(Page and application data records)
· · · · · · ·

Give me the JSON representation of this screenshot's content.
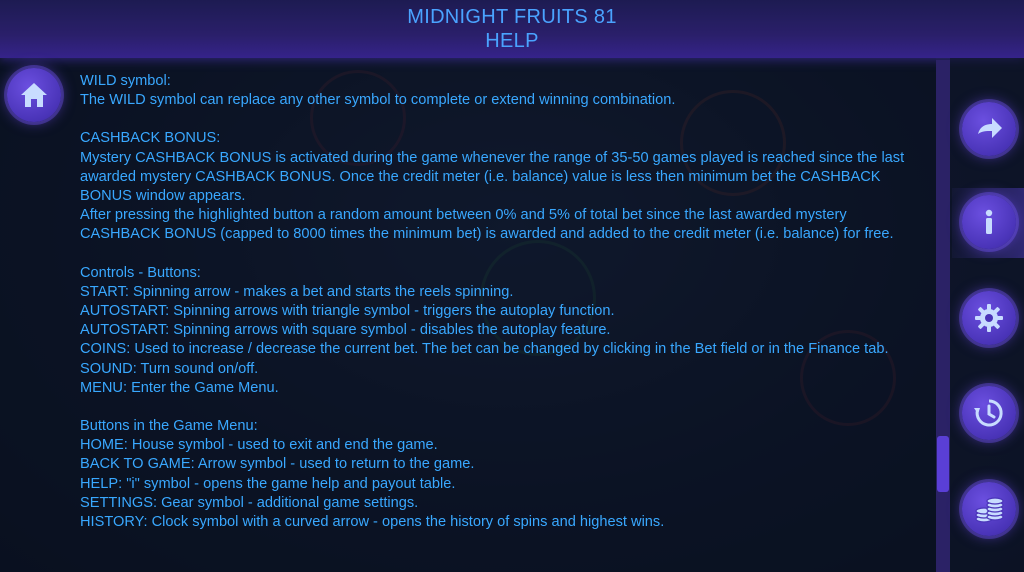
{
  "header": {
    "title": "MIDNIGHT FRUITS 81",
    "subtitle": "HELP"
  },
  "buttons": {
    "home": "home-icon",
    "back": "arrow-right-icon",
    "info": "info-icon",
    "settings": "gear-icon",
    "history": "history-icon",
    "coins": "coins-icon"
  },
  "help": {
    "wild": [
      "WILD symbol:",
      "The WILD symbol can replace any other symbol to complete or extend winning combination."
    ],
    "cashback": [
      "CASHBACK BONUS:",
      "Mystery CASHBACK BONUS is activated during the game whenever the range of 35-50 games played is reached since the last awarded mystery CASHBACK BONUS. Once the credit meter (i.e. balance) value is less then minimum bet the CASHBACK BONUS window appears.",
      "After pressing the highlighted button a random amount between 0% and 5% of total bet since the last awarded mystery CASHBACK BONUS (capped to 8000 times the minimum bet) is awarded and added to the credit meter (i.e. balance) for free."
    ],
    "controls": [
      "Controls - Buttons:",
      "START: Spinning arrow - makes a bet and starts the reels spinning.",
      "AUTOSTART: Spinning arrows with triangle symbol - triggers the autoplay function.",
      "AUTOSTART: Spinning arrows with square symbol - disables the autoplay feature.",
      "COINS: Used to increase / decrease the current bet. The bet can be changed by clicking in the Bet field or in the Finance tab.",
      "SOUND: Turn sound on/off.",
      "MENU: Enter the Game Menu."
    ],
    "menu": [
      "Buttons in the Game Menu:",
      "HOME: House symbol - used to exit and end the game.",
      "BACK TO GAME: Arrow symbol - used to return to the game.",
      "HELP: \"i\" symbol - opens the game help and payout table.",
      "SETTINGS: Gear symbol - additional game settings.",
      "HISTORY: Clock symbol with a curved arrow - opens the history of spins and highest wins."
    ]
  }
}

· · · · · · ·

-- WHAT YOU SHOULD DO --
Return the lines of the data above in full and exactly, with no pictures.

-- WRITTEN RESPONSE --
Give me the JSON representation of this screenshot's content.
{
  "header": {
    "title": "MIDNIGHT FRUITS 81",
    "subtitle": "HELP"
  },
  "buttons": {
    "home": "home-icon",
    "back": "arrow-right-icon",
    "info": "info-icon",
    "settings": "gear-icon",
    "history": "history-icon",
    "coins": "coins-icon"
  },
  "help": {
    "wild": [
      "WILD symbol:",
      "The WILD symbol can replace any other symbol to complete or extend winning combination."
    ],
    "cashback": [
      "CASHBACK BONUS:",
      "Mystery CASHBACK BONUS is activated during the game whenever the range of 35-50 games played is reached since the last awarded mystery CASHBACK BONUS. Once the credit meter (i.e. balance) value is less then minimum bet the CASHBACK BONUS window appears.",
      "After pressing the highlighted button a random amount between 0% and 5% of total bet since the last awarded mystery CASHBACK BONUS (capped to 8000 times the minimum bet) is awarded and added to the credit meter (i.e. balance) for free."
    ],
    "controls": [
      "Controls - Buttons:",
      "START: Spinning arrow - makes a bet and starts the reels spinning.",
      "AUTOSTART: Spinning arrows with triangle symbol - triggers the autoplay function.",
      "AUTOSTART: Spinning arrows with square symbol - disables the autoplay feature.",
      "COINS: Used to increase / decrease the current bet. The bet can be changed by clicking in the Bet field or in the Finance tab.",
      "SOUND: Turn sound on/off.",
      "MENU: Enter the Game Menu."
    ],
    "menu": [
      "Buttons in the Game Menu:",
      "HOME: House symbol - used to exit and end the game.",
      "BACK TO GAME: Arrow symbol - used to return to the game.",
      "HELP: \"i\" symbol - opens the game help and payout table.",
      "SETTINGS: Gear symbol - additional game settings.",
      "HISTORY: Clock symbol with a curved arrow - opens the history of spins and highest wins."
    ]
  }
}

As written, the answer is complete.